Taking the risk
Much like travel agents for vacations, many health travelers depend upon medical travel facilitators to help find doctors and hospitals, and make travel and accommodation arrangements, but Woodman advises buyers to beware.
“You have to be careful about medical travel facilitators, in fact, there are only a handful of them that we recommend,” Woodman said. “They aren’t regulated, so there is a lot of room for predatory practices. They are often founded by well-meaning former medical travel patients who want to help others, but you need to be very careful about checking credentials, and getting patient recommendations, and never seek or accept any kind of diagnosis from them.”
What if something goes wrong during or after the procedure? Woodman says patients frequently want to know if they can seek legal recourse for surgeries gone wrong or post operative complications.
“The U.S. is well known as Earth’s most litigious nation. For better or worse, most countries outside the U.S. do not share our attitude toward personal and institutional liability,” Woodman wrote. “While all countries listed in Patients Beyond Borders have established channels of legal recourse, the intricacies of working with foreign statutes, legal systems, and counsel make such action impractical except in the most egregious cases.”
The Patients Beyond Borders website and book cover many aspects of medical travel, they also offer a concise list of “Do’s and Don’ts”:
- Plan ahead: Don’t schedule a surgery and flights during peak tourist seasons because you will be competing for the best airfare, the best doctors and the best accommodations.
- Be sure about the diagnosis and treatment preferences: Knowing everything about the procedure to find the best doctor for the job.
- Research the in-country doctor thoroughly.
- Don’t rely completely on the Internet during the search process.
- Get everything in writing: Cost estimates, reservations, appointments, recommendations, airfare, and accommodations.
- Insist on English: This is not the time to brush up on your Spanish.
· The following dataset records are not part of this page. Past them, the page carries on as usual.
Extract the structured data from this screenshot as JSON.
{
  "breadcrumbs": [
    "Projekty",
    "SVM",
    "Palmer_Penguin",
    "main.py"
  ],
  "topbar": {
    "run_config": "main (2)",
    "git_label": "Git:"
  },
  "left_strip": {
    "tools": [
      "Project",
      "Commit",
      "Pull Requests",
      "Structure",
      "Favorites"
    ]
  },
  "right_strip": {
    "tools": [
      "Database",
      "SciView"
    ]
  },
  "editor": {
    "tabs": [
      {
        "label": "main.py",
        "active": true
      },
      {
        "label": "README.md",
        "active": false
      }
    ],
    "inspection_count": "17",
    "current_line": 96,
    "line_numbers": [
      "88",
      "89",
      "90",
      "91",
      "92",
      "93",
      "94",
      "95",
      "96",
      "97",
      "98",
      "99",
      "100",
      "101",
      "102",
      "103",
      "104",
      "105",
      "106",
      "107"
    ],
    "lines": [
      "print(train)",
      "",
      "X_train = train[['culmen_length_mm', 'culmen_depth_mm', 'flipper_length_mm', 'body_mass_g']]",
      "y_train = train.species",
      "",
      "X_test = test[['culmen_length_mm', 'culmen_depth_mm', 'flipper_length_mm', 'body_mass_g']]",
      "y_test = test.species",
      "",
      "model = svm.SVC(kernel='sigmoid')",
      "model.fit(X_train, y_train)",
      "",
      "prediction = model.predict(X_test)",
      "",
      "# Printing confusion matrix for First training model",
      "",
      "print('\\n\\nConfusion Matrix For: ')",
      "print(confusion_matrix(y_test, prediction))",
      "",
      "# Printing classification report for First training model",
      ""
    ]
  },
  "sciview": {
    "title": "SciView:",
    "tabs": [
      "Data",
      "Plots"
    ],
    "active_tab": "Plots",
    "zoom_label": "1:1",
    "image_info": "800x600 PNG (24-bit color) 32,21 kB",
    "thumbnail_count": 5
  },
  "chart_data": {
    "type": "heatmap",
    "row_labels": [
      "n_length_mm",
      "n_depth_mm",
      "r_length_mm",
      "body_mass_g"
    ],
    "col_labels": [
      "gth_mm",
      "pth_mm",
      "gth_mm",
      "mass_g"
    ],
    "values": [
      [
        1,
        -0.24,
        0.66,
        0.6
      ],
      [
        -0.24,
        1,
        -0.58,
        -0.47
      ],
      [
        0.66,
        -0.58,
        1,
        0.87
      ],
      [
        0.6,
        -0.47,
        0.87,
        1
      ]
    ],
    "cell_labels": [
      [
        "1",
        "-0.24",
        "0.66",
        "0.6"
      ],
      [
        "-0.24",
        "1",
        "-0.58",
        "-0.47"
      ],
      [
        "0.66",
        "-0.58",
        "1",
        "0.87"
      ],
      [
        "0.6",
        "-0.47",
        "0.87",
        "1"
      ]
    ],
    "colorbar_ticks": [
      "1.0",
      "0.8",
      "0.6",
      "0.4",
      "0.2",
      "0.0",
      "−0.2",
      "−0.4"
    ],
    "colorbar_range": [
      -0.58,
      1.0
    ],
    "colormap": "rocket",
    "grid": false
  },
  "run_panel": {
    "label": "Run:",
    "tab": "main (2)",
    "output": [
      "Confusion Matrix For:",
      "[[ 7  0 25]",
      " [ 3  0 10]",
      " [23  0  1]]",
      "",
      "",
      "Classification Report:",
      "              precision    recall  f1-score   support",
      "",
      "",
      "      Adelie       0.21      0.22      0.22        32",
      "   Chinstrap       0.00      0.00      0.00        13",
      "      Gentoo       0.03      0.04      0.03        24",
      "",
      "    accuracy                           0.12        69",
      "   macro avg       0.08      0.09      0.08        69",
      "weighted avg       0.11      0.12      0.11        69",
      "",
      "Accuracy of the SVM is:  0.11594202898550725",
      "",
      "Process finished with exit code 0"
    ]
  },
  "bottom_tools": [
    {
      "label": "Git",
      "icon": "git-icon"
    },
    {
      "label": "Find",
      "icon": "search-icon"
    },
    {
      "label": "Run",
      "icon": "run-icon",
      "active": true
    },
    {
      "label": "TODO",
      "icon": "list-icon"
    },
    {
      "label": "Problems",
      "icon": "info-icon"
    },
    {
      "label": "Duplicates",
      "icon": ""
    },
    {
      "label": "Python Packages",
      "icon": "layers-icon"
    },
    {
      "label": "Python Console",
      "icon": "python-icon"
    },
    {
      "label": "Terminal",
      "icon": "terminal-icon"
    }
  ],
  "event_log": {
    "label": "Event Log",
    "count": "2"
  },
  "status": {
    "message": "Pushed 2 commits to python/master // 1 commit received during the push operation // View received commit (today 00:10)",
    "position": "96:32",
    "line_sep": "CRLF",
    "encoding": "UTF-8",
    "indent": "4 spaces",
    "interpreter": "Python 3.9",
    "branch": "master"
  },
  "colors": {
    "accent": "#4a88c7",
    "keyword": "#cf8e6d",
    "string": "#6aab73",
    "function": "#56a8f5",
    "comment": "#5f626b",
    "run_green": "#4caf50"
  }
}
There are plenty of English speaking doctors who can do the procedure.
- Don’t schedule the trip too tightly: Make time for scheduling, travel, or weather delays. A rule of thumb, add one more day for every five days you are scheduled to be there.
- Call banks and credit cards before the trip alerting them to allow foreign transactions.
- Patients should inform their personal physicians about any major medical decisions.
- Don’t go cheap on accommodations and don’t stay too far from the treatment center.
- Comply with doctor’s orders.
- Don’t go home too soon: Follow doctor’s recommendation on recovery time and allow for a couple extra days. Long flights after complex surgeries can endanger a full recovery.
- Don’t be too adventurous with local cuisine: Digestive fireworks are not going to help with recovery or preparation for a procedure.
- Get all the paperwork before returning to the U.S. including all recommendations, files, medical records, x-rays, prescriptions and post-operative treatment plans before leaving.
Back Home and On the Mend
Since having bariatric surgery in February, Worrell said he had lost about 55 pounds by early April and has seen his quality of life improve.
“I have more energy, I can play with the kids more, my knees don’t creak like they were, and I’m living a healthier lifestyle right now. It’s been great.”
-Follow Elise Rambaud Marrion, @emarrion_cmn.